Houston’s position as an energy hub extends beyond production and distribution; it’s also a hotbed of research and innovation. The city is home to renowned institutions like the University of Houston, which houses the Energy Research Park. This collaborative space brings together academia and industry experts to tackle energy-related challenges and drive innovation in the sector.
Moreover, the Houston Advanced Research Center (HARC) focuses on sustainability and environmental research, striving to find solutions that ensure a greener future for the energy industry.
While Houston’s oil and gas industry remains a critical part of its economy, there is a growing awareness of the need to address environmental concerns. The city, like the rest of the world, is grappling with the challenges of transitioning to a more sustainable energy future.
Many energy companies headquartered in Houston are investing in renewable energy projects and exploring technologies for carbon capture and storage. Additionally, the city has taken steps to reduce emissions from industrial activities and improve air quality.
The future of Houston’s oil and gas industry is closely tied to the global transition to cleaner and more sustainable energy sources. While the city’s traditional strengths in oil and gas will continue to play a role, diversification and innovation are crucial for long-term success.
Houston is positioning itself as a leader in the development of alternative energy sources, including wind, solar, and hydrogen. The city’s expertise in energy infrastructure, research capabilities, and skilled workforce make it well-equipped to lead in this transition.
In conclusion, Houston’s energy hub is not just a historical legacy but a dynamic and evolving part of the city’s identity. While the oil and gas industry remains a significant contributor to Houston’s economy, the city is embracing the challenges and opportunities of a changing energy landscape.
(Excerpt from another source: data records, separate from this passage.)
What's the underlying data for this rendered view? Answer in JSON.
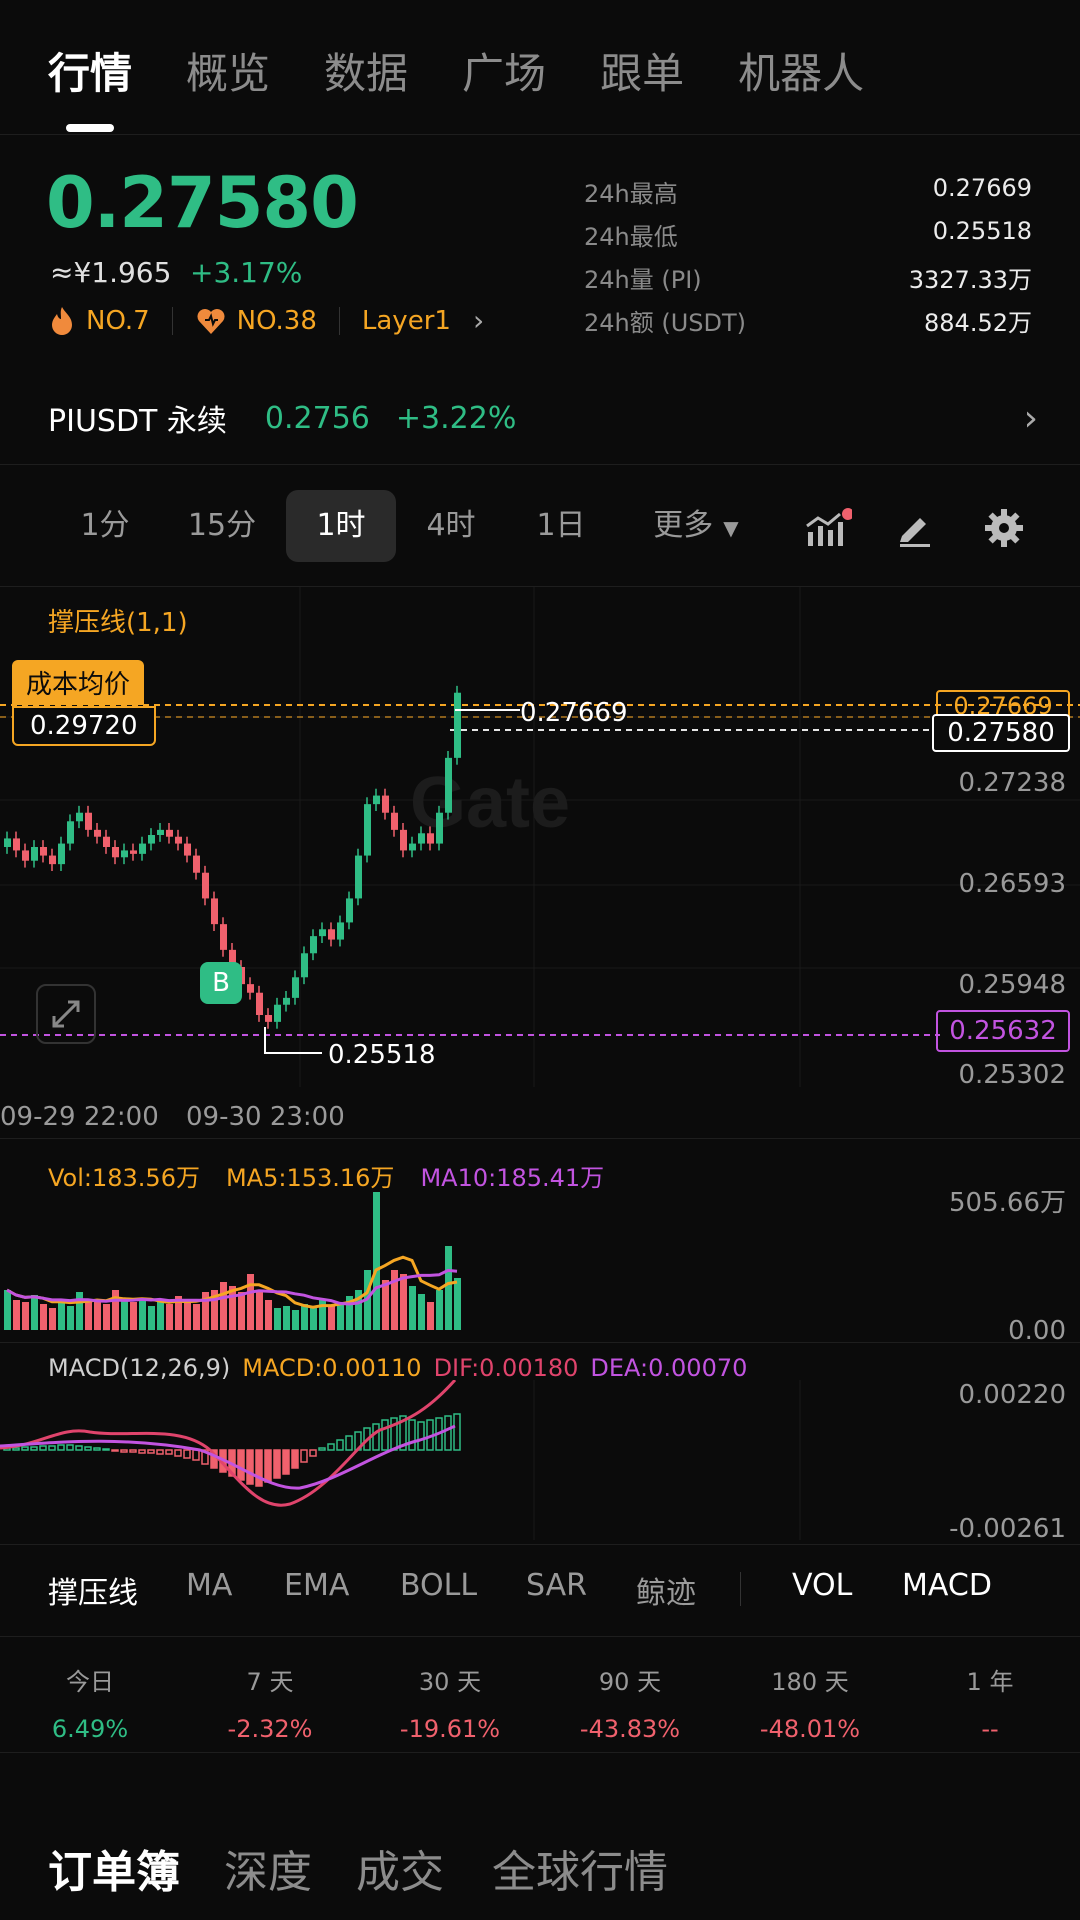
{
  "nav": {
    "tabs": [
      "行情",
      "概览",
      "数据",
      "广场",
      "跟单",
      "机器人"
    ]
  },
  "ticker": {
    "price": "0.27580",
    "cny": "≈¥1.965",
    "change": "+3.17%",
    "rank_hot": "NO.7",
    "rank_fav": "NO.38",
    "sector": "Layer1",
    "stats": [
      {
        "label": "24h最高",
        "value": "0.27669"
      },
      {
        "label": "24h最低",
        "value": "0.25518"
      },
      {
        "label": "24h量 (PI)",
        "value": "3327.33万"
      },
      {
        "label": "24h额 (USDT)",
        "value": "884.52万"
      }
    ]
  },
  "perp": {
    "name": "PIUSDT 永续",
    "price": "0.2756",
    "change": "+3.22%"
  },
  "timeframes": {
    "items": [
      "1分",
      "15分",
      "1时",
      "4时",
      "1日"
    ],
    "more": "更多",
    "active": "1时"
  },
  "chart": {
    "indicator_label": "撑压线(1,1)",
    "cost_label": "成本均价",
    "cost_value": "0.29720",
    "high_marker": "0.27669",
    "low_marker": "0.25518",
    "last_price": "0.27580",
    "right_top_tag": "0.27669",
    "level_tag": "0.25632",
    "y_ticks": [
      "0.27238",
      "0.26593",
      "0.25948",
      "0.25302"
    ],
    "x_ticks": [
      "09-29 22:00",
      "09-30 23:00"
    ],
    "buy_marker": "B",
    "watermark": "Gate"
  },
  "volume": {
    "vol": "Vol:183.56万",
    "ma5": "MA5:153.16万",
    "ma10": "MA10:185.41万",
    "y_max": "505.66万",
    "y_min": "0.00"
  },
  "macd": {
    "label": "MACD(12,26,9)",
    "macd": "MACD:0.00110",
    "dif": "DIF:0.00180",
    "dea": "DEA:0.00070",
    "y_max": "0.00220",
    "y_min": "-0.00261"
  },
  "indicators": {
    "main": [
      "撑压线",
      "MA",
      "EMA",
      "BOLL",
      "SAR",
      "鲸迹"
    ],
    "sub": [
      "VOL",
      "MACD"
    ]
  },
  "performance": [
    {
      "label": "今日",
      "value": "6.49%",
      "tone": "green"
    },
    {
      "label": "7 天",
      "value": "-2.32%",
      "tone": "red"
    },
    {
      "label": "30 天",
      "value": "-19.61%",
      "tone": "red"
    },
    {
      "label": "90 天",
      "value": "-43.83%",
      "tone": "red"
    },
    {
      "label": "180 天",
      "value": "-48.01%",
      "tone": "red"
    },
    {
      "label": "1 年",
      "value": "--",
      "tone": "red"
    }
  ],
  "bottom_tabs": [
    "订单簿",
    "深度",
    "成交",
    "全球行情"
  ],
  "colors": {
    "up": "#2fbd85",
    "down": "#f0616d",
    "accent": "#f5a623",
    "purple": "#c254e0"
  }
}
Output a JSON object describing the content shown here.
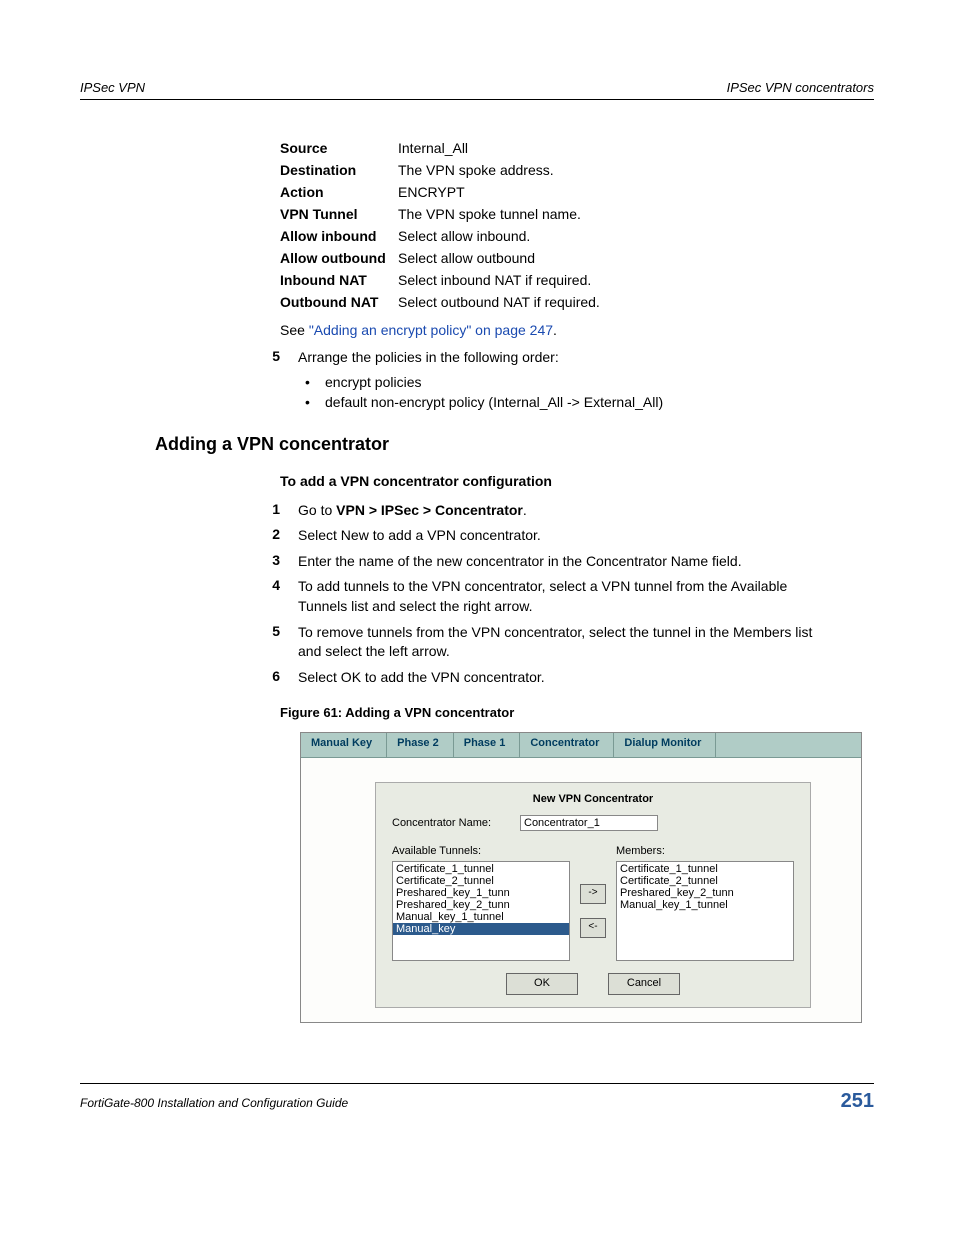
{
  "header": {
    "left": "IPSec VPN",
    "right": "IPSec VPN concentrators"
  },
  "defs": [
    {
      "label": "Source",
      "value": "Internal_All"
    },
    {
      "label": "Destination",
      "value": "The VPN spoke address."
    },
    {
      "label": "Action",
      "value": "ENCRYPT"
    },
    {
      "label": "VPN Tunnel",
      "value": "The VPN spoke tunnel name."
    },
    {
      "label": "Allow inbound",
      "value": "Select allow inbound."
    },
    {
      "label": "Allow outbound",
      "value": "Select allow outbound"
    },
    {
      "label": "Inbound NAT",
      "value": "Select inbound NAT if required."
    },
    {
      "label": "Outbound NAT",
      "value": "Select outbound NAT if required."
    }
  ],
  "see": {
    "prefix": "See ",
    "link": "\"Adding an encrypt policy\" on page 247",
    "suffix": "."
  },
  "upper_step": {
    "num": "5",
    "text": "Arrange the policies in the following order:",
    "bullets": [
      "encrypt policies",
      "default non-encrypt policy (Internal_All -> External_All)"
    ]
  },
  "section_title": "Adding a VPN concentrator",
  "sub_head": "To add a VPN concentrator configuration",
  "steps": [
    {
      "num": "1",
      "html": "Go to <b>VPN > IPSec > Concentrator</b>."
    },
    {
      "num": "2",
      "html": "Select New to add a VPN concentrator."
    },
    {
      "num": "3",
      "html": "Enter the name of the new concentrator in the Concentrator Name field."
    },
    {
      "num": "4",
      "html": "To add tunnels to the VPN concentrator, select a VPN tunnel from the Available Tunnels list and select the right arrow."
    },
    {
      "num": "5",
      "html": "To remove tunnels from the VPN concentrator, select the tunnel in the Members list and select the left arrow."
    },
    {
      "num": "6",
      "html": "Select OK to add the VPN concentrator."
    }
  ],
  "figure_caption": "Figure 61: Adding a VPN concentrator",
  "tabs": [
    "Manual Key",
    "Phase 2",
    "Phase 1",
    "Concentrator",
    "Dialup Monitor"
  ],
  "panel": {
    "title": "New VPN Concentrator",
    "name_label": "Concentrator Name:",
    "name_value": "Concentrator_1",
    "avail_label": "Available Tunnels:",
    "members_label": "Members:",
    "available": [
      {
        "text": "Certificate_1_tunnel",
        "sel": false
      },
      {
        "text": "Certificate_2_tunnel",
        "sel": false
      },
      {
        "text": "Preshared_key_1_tunn",
        "sel": false
      },
      {
        "text": "Preshared_key_2_tunn",
        "sel": false
      },
      {
        "text": "Manual_key_1_tunnel",
        "sel": false
      },
      {
        "text": "Manual_key",
        "sel": true
      }
    ],
    "members": [
      "Certificate_1_tunnel",
      "Certificate_2_tunnel",
      "Preshared_key_2_tunn",
      "Manual_key_1_tunnel"
    ],
    "arrow_right": "->",
    "arrow_left": "<-",
    "ok": "OK",
    "cancel": "Cancel"
  },
  "footer": {
    "doc": "FortiGate-800 Installation and Configuration Guide",
    "page": "251"
  }
}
As Houston navigates the path towards a more sustainable future, it will continue to play a pivotal role in shaping the global energy industry.